Although ESPN’s value extends further as ESPN+ is part of the Disney streaming bundle with Disney+… and yes, Hulu.
The bundle is a large reason why ESPN+ has been able to build its audience and why Disney as a whole has been able to grow so rapidly in the space. If you take Hulu out of the mix then the bundle loses value – as does the whole portfolio.
The appeal of the bundle is that it hits three different core audiences – families, sports fans and mainstream consumer. If you already have two of the services it just makes more financial sense to get the third and the overall discount that comes with it.
There’s also the value that Hulu brings on the prestige side – Emmy winning series Dopesick, Only Murder In The Building and The Handmaid’s Tale are just three of the network’s big hits.
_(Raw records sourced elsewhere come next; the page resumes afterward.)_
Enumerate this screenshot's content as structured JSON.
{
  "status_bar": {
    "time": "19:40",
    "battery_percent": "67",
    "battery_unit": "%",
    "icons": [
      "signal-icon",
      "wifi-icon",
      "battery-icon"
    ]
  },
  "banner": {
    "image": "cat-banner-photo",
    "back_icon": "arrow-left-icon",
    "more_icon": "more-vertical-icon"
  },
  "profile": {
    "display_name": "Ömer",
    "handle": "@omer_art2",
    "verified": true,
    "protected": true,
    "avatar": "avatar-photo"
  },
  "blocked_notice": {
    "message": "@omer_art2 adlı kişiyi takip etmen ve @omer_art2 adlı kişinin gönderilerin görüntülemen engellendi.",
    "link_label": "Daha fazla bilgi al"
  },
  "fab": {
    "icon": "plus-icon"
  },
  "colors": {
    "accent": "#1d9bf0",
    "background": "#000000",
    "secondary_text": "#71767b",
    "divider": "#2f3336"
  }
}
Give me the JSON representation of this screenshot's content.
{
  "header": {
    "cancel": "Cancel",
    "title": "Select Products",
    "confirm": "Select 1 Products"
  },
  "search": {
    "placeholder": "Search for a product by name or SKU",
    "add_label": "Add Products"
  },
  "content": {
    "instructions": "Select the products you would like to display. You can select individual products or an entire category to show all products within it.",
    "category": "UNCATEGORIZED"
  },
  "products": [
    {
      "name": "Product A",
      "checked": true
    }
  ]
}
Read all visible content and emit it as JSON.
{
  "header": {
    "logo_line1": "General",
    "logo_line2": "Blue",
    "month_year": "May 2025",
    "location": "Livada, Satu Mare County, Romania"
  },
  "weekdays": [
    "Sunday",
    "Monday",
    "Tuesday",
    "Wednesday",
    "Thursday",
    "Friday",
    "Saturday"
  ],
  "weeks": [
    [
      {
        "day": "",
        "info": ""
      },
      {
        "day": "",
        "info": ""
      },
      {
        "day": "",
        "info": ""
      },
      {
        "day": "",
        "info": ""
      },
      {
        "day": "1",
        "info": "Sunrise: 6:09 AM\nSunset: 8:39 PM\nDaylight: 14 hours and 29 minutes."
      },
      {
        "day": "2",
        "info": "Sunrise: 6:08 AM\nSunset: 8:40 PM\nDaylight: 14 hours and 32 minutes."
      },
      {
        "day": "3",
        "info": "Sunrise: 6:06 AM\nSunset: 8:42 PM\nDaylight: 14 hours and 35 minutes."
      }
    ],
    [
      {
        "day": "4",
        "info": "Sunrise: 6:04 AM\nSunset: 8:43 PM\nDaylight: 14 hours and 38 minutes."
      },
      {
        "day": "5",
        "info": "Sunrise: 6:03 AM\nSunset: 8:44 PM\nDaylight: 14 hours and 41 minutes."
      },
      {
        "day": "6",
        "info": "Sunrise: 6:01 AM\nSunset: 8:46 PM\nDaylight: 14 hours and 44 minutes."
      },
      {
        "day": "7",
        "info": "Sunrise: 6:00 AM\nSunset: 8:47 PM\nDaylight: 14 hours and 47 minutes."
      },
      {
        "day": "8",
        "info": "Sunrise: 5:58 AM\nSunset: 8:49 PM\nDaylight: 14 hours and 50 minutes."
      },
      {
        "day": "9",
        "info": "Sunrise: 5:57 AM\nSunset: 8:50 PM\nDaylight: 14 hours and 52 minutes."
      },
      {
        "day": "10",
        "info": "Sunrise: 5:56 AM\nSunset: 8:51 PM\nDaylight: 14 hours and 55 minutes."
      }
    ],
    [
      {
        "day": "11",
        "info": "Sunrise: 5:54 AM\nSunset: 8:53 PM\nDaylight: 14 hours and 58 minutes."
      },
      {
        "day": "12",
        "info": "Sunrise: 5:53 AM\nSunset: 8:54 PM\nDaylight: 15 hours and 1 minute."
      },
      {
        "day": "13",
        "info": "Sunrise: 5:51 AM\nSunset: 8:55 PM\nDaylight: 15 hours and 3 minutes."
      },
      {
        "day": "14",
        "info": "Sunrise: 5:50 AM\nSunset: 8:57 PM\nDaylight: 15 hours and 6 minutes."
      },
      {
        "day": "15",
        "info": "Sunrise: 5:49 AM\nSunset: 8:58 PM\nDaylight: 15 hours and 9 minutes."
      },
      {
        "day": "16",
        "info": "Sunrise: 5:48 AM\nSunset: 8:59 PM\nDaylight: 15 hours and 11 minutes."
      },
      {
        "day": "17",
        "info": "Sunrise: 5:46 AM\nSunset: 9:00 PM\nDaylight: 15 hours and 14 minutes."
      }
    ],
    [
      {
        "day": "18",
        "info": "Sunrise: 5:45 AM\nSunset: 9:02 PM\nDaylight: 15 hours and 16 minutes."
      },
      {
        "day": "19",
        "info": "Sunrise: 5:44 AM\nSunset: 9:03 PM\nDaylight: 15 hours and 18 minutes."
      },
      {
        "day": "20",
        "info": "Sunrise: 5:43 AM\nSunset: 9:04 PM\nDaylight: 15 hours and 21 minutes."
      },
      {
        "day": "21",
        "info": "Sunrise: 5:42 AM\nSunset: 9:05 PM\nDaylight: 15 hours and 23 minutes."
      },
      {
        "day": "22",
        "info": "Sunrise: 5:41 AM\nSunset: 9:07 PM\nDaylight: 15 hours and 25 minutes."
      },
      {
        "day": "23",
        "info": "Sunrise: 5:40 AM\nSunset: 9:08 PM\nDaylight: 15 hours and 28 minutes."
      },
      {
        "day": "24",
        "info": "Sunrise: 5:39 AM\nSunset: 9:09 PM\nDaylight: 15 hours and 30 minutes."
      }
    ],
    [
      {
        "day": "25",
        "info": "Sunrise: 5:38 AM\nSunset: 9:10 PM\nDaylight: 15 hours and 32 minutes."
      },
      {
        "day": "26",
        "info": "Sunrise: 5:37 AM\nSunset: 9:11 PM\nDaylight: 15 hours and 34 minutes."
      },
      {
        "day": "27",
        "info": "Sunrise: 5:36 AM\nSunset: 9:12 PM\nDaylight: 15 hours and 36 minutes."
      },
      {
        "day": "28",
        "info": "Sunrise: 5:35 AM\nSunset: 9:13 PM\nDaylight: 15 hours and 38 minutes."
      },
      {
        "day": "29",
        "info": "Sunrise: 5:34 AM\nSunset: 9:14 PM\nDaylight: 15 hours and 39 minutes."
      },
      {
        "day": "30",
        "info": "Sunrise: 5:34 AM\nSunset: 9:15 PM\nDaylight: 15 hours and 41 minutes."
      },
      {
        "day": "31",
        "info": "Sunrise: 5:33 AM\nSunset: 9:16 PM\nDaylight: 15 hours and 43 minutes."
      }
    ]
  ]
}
All three are also adult fare and that has always been part of the appeal of its 20th Century Fox deal in general.
While Disney sees the financial value and appeal of all of those titles, it could never put them – or movies like Bohemian Rhapsody or Ford Vs. Ferrari – out under any of its banners because they are too adult. However, they can under Hulu or 20th Century because while they may be under the same umbrella, they are known as adult brands.
In streaming it is all about giving subscribers the most variety and value… keeping that bundle (and its components) intact achieves that goal. Beyond that, for Disney that goal was also to compete with Netflix, Amazon and the other major streamers.
And it’s largley worked.
Of course Iger isn’t just going to come out and acknowledge any of this anytime soon…largely because he can’t, even if he knows the truth.
Let’s call a spade a spade… Iger knows the landscape.
He is one of the most decorated and beloved leaders in Disney’s history, you don’t achieve that status by sticking your head in the sand or being blissfully unaware of the optics of your choices.
He’s doing what he was brought back to do – course correct the overall strategy.
In this case, it may take a little bit longer to get there, but the end result will likely be the same... that is unless Iger pulls another Marvel or Star Wars sized rabbit out of his hat.